My father was a Far Eastern specialist in his work for the Federal government, and frequently traveled to the nations of the Pacific Rim. On some of those trips (I later learned, although of course my mother knew it at the time) he carried with him that special little pill, that would prevent – permanently – America’s enemies from getting any information out of him, should he have been captured.
As a code-breaker and signal intelligence analyst – and in his later years with the NSA, a rather senior one – there were powers in the world at that time that would have loved to have gotten hold of my father! Consequently, we were not allowed to know anything of the details of the work he did; but oh, the travelogues he brought back, the photographs captured on 35mm slide film, the detailed accounts of the things he had done and seen when he was not working. And that included the food! My father loved to eat, a trait that seems to have been passed on to me. And he came to love Asian food.

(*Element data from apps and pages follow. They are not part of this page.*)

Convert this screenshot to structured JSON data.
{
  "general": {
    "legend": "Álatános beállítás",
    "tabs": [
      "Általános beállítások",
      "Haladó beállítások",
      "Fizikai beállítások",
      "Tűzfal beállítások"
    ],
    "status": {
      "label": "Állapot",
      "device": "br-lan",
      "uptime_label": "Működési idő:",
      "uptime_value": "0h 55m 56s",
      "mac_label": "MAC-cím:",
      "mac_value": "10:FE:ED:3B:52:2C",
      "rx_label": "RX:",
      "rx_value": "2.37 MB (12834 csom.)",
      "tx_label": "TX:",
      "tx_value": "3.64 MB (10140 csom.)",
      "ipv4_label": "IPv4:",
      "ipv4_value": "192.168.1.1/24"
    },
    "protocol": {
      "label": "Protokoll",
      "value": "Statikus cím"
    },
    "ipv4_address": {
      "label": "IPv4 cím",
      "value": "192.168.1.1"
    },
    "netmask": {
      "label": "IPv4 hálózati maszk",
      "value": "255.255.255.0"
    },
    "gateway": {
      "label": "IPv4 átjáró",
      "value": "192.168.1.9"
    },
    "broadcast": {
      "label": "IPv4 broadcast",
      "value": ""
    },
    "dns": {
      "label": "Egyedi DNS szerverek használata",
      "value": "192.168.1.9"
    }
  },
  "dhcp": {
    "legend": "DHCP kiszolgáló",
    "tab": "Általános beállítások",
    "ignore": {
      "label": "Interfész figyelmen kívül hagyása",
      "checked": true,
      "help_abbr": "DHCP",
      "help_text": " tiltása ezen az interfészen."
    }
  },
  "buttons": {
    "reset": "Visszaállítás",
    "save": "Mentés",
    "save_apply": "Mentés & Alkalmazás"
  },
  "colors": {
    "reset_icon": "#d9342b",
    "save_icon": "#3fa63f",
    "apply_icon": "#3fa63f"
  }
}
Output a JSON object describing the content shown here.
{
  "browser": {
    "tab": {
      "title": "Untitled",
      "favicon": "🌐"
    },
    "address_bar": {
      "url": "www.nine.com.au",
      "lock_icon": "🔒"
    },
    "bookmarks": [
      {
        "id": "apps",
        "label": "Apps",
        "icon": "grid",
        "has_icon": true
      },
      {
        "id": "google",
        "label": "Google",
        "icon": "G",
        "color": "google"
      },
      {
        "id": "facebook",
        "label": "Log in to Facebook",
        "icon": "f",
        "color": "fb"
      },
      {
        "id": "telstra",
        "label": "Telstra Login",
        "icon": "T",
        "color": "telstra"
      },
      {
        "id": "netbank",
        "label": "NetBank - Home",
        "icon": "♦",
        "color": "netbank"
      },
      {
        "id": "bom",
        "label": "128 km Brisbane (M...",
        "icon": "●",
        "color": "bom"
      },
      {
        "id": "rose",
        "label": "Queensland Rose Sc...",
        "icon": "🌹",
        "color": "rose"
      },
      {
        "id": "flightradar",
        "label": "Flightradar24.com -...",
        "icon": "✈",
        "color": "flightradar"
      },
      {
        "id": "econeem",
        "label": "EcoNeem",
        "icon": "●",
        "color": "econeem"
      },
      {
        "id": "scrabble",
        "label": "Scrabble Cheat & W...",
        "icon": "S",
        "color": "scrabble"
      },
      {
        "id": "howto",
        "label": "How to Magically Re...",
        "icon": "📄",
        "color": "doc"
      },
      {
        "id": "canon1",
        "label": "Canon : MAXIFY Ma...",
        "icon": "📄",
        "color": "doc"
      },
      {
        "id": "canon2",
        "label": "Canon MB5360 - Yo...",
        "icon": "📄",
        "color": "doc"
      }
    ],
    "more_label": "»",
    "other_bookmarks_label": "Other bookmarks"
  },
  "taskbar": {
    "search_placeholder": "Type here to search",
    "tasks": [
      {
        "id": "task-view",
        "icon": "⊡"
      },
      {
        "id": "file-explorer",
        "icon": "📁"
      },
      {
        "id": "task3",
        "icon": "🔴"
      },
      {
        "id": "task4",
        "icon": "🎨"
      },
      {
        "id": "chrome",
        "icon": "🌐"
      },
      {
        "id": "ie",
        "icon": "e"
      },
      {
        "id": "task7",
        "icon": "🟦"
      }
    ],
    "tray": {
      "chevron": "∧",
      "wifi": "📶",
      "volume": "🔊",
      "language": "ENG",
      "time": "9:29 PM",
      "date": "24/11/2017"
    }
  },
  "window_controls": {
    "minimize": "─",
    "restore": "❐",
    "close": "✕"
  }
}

In those days, Chinese was about all you could get, in the Continental U.S. (during our time in Hawaii, Japanese food was fairly common), so we ate a good bit of it. And if Pa said a particular Chinese restaurant had especially good food, it was from a basis of personal knowledge and experience! So as I consume my carry-out General Tso’s Chicken – which overtook Sweet-and-Sour Pork as I got older, and came to appreciate spicy over cloyingly sweet – on this Father’s Day, I think of Pa: his travels and travelogues, his skill as both a provider and a raconteur, and his dedication to preserving the secrets that would keep America safe. Continue reading “Fathers Day reflections: in food is remembrance…”